Check out more TIE Fighter builds we’ve featured here on The Brothers Brick!

The world between worlds

Portals, parallel dimensions, time travel, etc. Those concepts sometimes spice up storytelling, like in Back to the Future, and Avengers: Endgame. And sometimes they fail, like in Harry Potter and the Cursed Child, the sequel fan-fiction that was canonised into a theatre production. Even Star Wars: Rebels tried to explore those concepts in an episode titled “The World Between Worlds”, which didn’t work at all. As for this small two-hour build by Luka (First Order Lego), it works very well.

“A world between worlds” - 2 hour build

Titled “A world between worlds,” but totally unrelated to Star Wars, Luka’s creation is a small microscale landscape build. A portal to another world dominates a lush valley with a small cute village built into the cliffside. A barren wasteland from beyond oozes something dark and dreary that pollutes the idyllic paradise. Overall, this has some great details for such a small build. I really enjoy some of the part choices for the greenery, like the green Hero Factory blades for evergreen trees. In addition, a half-hidden Knights Kingdom buildable figure helmet also adds texture to the hills.

Check out more of Luka’s builds!

Johnny Thunder takes on the highest peak

I’m a 90’s kid. Early 2000s LEGO shaped my childhood, with Bionicle, Racers, Harry Potter, and Star Wars. However, one theme was grounded enough to offer a haven from all the crazy. Orient Expedition was the short-lived sequel/reboot to the popular Adventurers theme from the late 1990s. The theme follows Johnny Thunder and his team of explorers in seeking the lost treasure of Marco Polo. Similarly, Lord Sam Sinister also sought the treasure, but chose to try and steal it instead finding it on his own. GunnBuilding reimagines the 7417 Temple of Mount Everest playset, where the heroes and villains have a showdown on top of the world’s tallest peak.

7417: Temple of Mount Everest

Click to see more of this homage to Orient Expedition

Shrink the Mustang, but horsepower remains the same

The 10265 Ford Mustang set is regarded as one of the best LEGO car models ever produced. It’s big and packed with details, and unfortunately doesn’t fit in your city layout. Not to worry, Thomas Gion built a small, minifigure-scale of the iconic 1967 Mustang. The shapes and curves capture the essence of the car better than an official LEGO Speed Champions playset of a very similar car model. This small Mustang is truly a feast for the eyes.

1967 Ford Mustang (minifig scale set 10265)

Thomas’s small build retains the iconic dark blue and white colour scheme of the Creator Expert model.
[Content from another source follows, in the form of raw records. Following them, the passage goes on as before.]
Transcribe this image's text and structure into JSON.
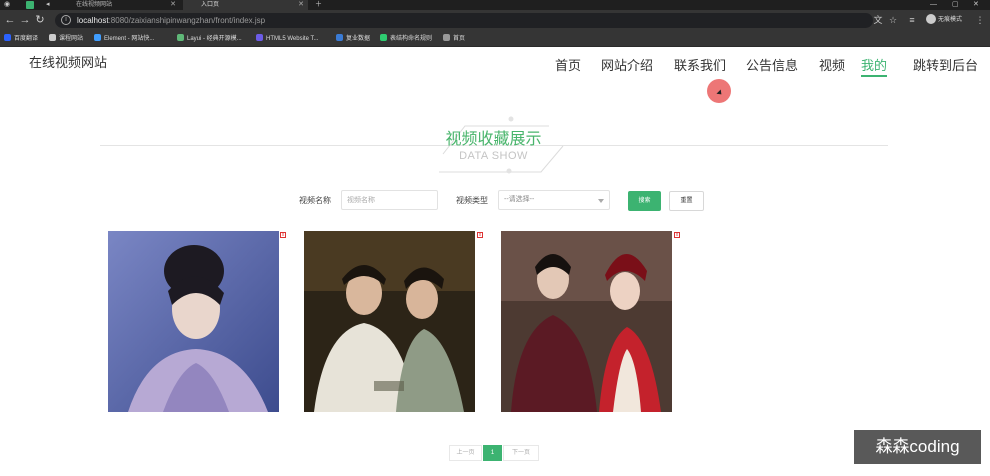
{
  "browser": {
    "tabs": [
      {
        "label": "在线视频网站"
      },
      {
        "label": "入口页"
      }
    ],
    "url_host": "localhost",
    "url_path": ":8080/zaixianshipinwangzhan/front/index.jsp",
    "profile_label": "无痕模式",
    "bookmarks": [
      {
        "label": "百度翻译",
        "color": "#2b62ff"
      },
      {
        "label": "课程网站",
        "color": "#cccccc"
      },
      {
        "label": "Element - 网站快...",
        "color": "#409eff"
      },
      {
        "label": "Layui - 经典开源模...",
        "color": "#5fb878"
      },
      {
        "label": "HTML5 Website T...",
        "color": "#6c5ce7"
      },
      {
        "label": "复业数据",
        "color": "#3a7bd5"
      },
      {
        "label": "表结构命名规则",
        "color": "#2ecc71"
      },
      {
        "label": "首页",
        "color": "#999999"
      }
    ]
  },
  "site": {
    "logo": "在线视频网站",
    "nav": [
      {
        "label": "首页"
      },
      {
        "label": "网站介绍"
      },
      {
        "label": "联系我们"
      },
      {
        "label": "公告信息"
      },
      {
        "label": "视频"
      },
      {
        "label": "我的",
        "active": true
      },
      {
        "label": "跳转到后台"
      }
    ],
    "accent_color": "#3cb371"
  },
  "section": {
    "title": "视频收藏展示",
    "subtitle": "DATA SHOW"
  },
  "search": {
    "name_label": "视频名称",
    "name_placeholder": "视频名称",
    "type_label": "视频类型",
    "type_value": "--请选择--",
    "search_button": "搜索",
    "reset_button": "重置"
  },
  "videos": [
    {
      "name": "video-card-1"
    },
    {
      "name": "video-card-2"
    },
    {
      "name": "video-card-3"
    }
  ],
  "pagination": {
    "prev": "上一页",
    "current": "1",
    "next": "下一页"
  },
  "watermark": "森森coding"
}
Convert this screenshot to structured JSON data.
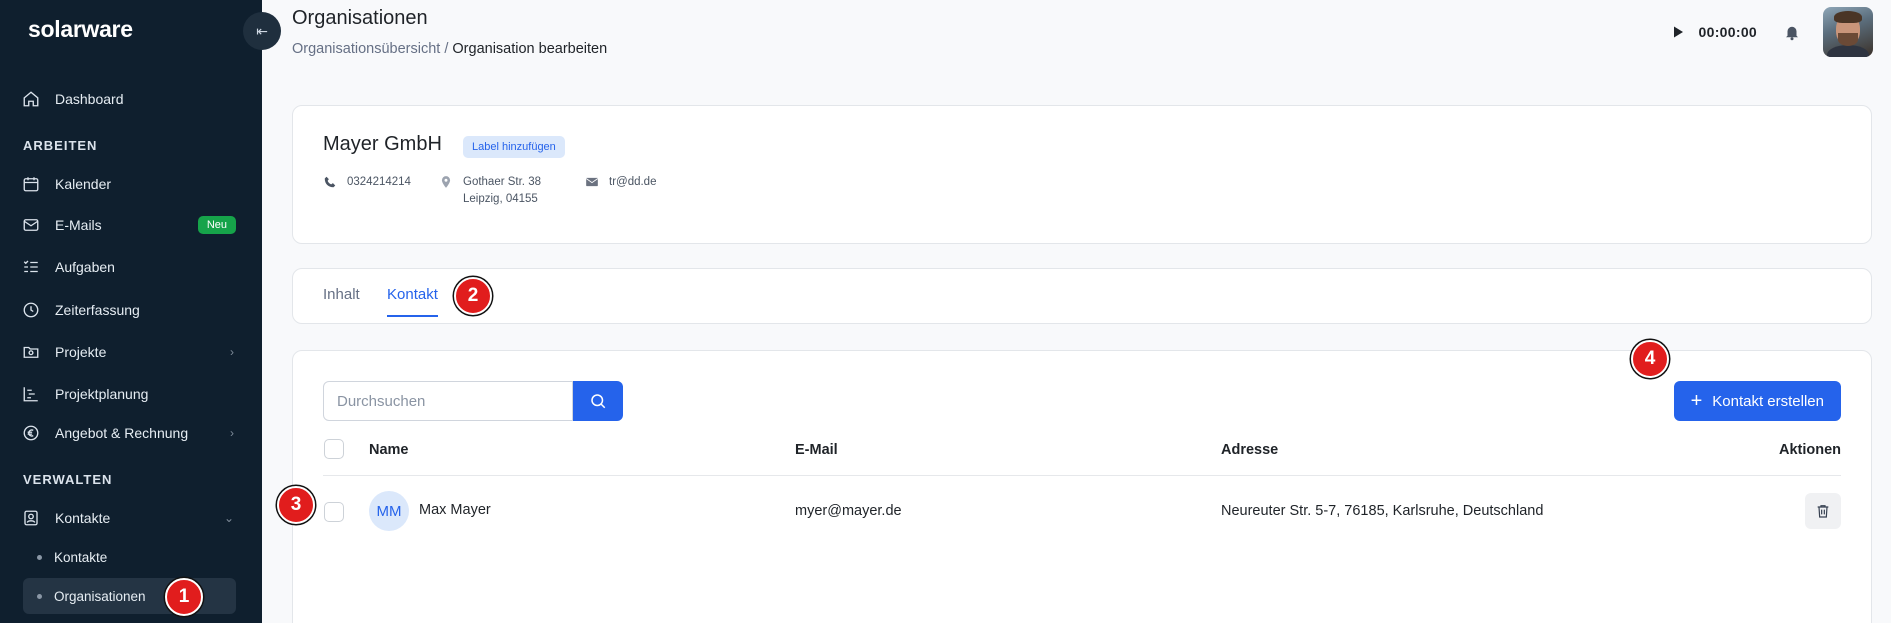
{
  "app": {
    "logo": "solarware"
  },
  "sidebar": {
    "collapse_icon": "collapse-left-icon",
    "items": [
      {
        "label": "Dashboard",
        "icon": "home-icon"
      },
      {
        "label": "Kalender",
        "icon": "calendar-icon"
      },
      {
        "label": "E-Mails",
        "icon": "mail-icon",
        "badge": "Neu"
      },
      {
        "label": "Aufgaben",
        "icon": "tasks-icon"
      },
      {
        "label": "Zeiterfassung",
        "icon": "clock-icon"
      },
      {
        "label": "Projekte",
        "icon": "folder-icon"
      },
      {
        "label": "Projektplanung",
        "icon": "gantt-icon"
      },
      {
        "label": "Angebot & Rechnung",
        "icon": "euro-icon"
      },
      {
        "label": "Kontakte",
        "icon": "contact-icon"
      }
    ],
    "sections": {
      "work": "ARBEITEN",
      "manage": "VERWALTEN"
    },
    "sub_items": [
      {
        "label": "Kontakte"
      },
      {
        "label": "Organisationen",
        "active": true
      }
    ]
  },
  "header": {
    "title": "Organisationen",
    "breadcrumb_parent": "Organisationsübersicht",
    "breadcrumb_sep": " / ",
    "breadcrumb_current": "Organisation bearbeiten",
    "timer": "00:00:00"
  },
  "organization": {
    "name": "Mayer GmbH",
    "label_button": "Label hinzufügen",
    "phone": "0324214214",
    "address_line1": "Gothaer Str. 38",
    "address_line2": "Leipzig, 04155",
    "email": "tr@dd.de"
  },
  "tabs": [
    {
      "label": "Inhalt"
    },
    {
      "label": "Kontakt",
      "active": true
    }
  ],
  "contacts": {
    "search_placeholder": "Durchsuchen",
    "create_button": "Kontakt erstellen",
    "columns": [
      "Name",
      "E-Mail",
      "Adresse",
      "Aktionen"
    ],
    "rows": [
      {
        "initials": "MM",
        "name": "Max Mayer",
        "email": "myer@mayer.de",
        "address": "Neureuter Str. 5-7, 76185, Karlsruhe, Deutschland"
      }
    ]
  },
  "markers": [
    "1",
    "2",
    "3",
    "4"
  ],
  "colors": {
    "sidebar": "#0f1f2e",
    "accent": "#2563eb",
    "badge_green": "#16a34a",
    "marker_red": "#e11d1d"
  }
}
He also included some of its functions, like the adjustable rear suspension, and the additional supercharger, front splitter, side exhausts, and rear spoiler. Unfortunately, steering is the only function that didn’t make it to Thomas’s build, but at this scale it’s impossible. LEGO City and Speed-Champions-scale cars don’t need steering anyway.
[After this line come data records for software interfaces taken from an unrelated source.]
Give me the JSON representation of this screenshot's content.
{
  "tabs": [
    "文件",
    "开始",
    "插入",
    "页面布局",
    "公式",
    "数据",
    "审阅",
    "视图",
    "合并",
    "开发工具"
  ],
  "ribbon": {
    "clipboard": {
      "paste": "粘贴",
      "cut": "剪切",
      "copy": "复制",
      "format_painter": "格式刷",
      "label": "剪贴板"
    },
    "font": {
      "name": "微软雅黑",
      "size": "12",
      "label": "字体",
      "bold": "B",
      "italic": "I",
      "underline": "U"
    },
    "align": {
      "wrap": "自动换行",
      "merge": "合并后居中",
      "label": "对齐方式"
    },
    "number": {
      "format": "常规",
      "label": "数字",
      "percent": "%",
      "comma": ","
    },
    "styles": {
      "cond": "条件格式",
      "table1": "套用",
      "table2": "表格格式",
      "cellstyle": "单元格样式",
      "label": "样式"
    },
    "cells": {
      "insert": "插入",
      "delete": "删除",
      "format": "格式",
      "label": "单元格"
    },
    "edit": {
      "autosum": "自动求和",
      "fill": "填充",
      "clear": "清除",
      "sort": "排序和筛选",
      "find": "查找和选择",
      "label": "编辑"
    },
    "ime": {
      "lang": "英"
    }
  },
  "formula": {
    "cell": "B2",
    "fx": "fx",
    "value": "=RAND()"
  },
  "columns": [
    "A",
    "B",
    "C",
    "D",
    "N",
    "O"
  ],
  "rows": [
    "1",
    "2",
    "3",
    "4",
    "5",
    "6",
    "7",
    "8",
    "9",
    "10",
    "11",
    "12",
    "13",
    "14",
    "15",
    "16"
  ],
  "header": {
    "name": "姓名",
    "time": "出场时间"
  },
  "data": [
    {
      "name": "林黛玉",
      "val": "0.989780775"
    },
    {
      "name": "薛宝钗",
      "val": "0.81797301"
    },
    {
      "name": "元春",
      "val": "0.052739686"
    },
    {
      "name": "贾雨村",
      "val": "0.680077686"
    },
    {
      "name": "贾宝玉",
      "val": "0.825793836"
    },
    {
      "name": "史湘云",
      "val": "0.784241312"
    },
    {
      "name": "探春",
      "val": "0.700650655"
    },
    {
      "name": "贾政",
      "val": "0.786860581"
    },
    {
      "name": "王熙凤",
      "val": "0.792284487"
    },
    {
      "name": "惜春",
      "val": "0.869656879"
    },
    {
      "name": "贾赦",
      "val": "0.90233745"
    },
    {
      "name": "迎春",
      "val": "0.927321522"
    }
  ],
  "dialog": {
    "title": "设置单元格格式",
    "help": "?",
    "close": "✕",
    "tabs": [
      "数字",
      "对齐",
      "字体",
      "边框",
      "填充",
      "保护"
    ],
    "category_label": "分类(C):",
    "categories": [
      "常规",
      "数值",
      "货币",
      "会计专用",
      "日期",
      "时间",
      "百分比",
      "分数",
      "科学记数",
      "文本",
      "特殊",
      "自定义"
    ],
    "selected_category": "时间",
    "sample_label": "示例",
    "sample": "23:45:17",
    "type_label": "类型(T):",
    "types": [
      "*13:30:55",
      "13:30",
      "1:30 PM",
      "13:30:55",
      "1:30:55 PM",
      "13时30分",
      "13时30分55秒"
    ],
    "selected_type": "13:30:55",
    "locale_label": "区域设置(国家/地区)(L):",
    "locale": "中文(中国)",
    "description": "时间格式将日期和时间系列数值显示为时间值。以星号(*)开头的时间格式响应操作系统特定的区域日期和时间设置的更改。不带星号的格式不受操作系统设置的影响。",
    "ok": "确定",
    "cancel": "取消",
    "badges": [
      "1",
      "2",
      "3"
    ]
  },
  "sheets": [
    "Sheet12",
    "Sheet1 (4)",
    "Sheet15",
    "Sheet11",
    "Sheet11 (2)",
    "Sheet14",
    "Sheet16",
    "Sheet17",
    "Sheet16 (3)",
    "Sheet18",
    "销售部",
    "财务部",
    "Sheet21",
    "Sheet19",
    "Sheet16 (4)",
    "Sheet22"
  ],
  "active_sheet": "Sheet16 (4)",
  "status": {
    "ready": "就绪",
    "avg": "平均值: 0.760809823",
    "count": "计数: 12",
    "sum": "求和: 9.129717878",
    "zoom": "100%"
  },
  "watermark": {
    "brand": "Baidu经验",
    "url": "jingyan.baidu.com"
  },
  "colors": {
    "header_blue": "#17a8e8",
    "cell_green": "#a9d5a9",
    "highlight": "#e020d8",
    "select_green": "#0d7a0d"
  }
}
1967 Ford Mustang (minifig scale set 10265)

Thomas submitted this wonderful creation to us on our Discord server. Head on over to join conversations with your fellow readers and builders!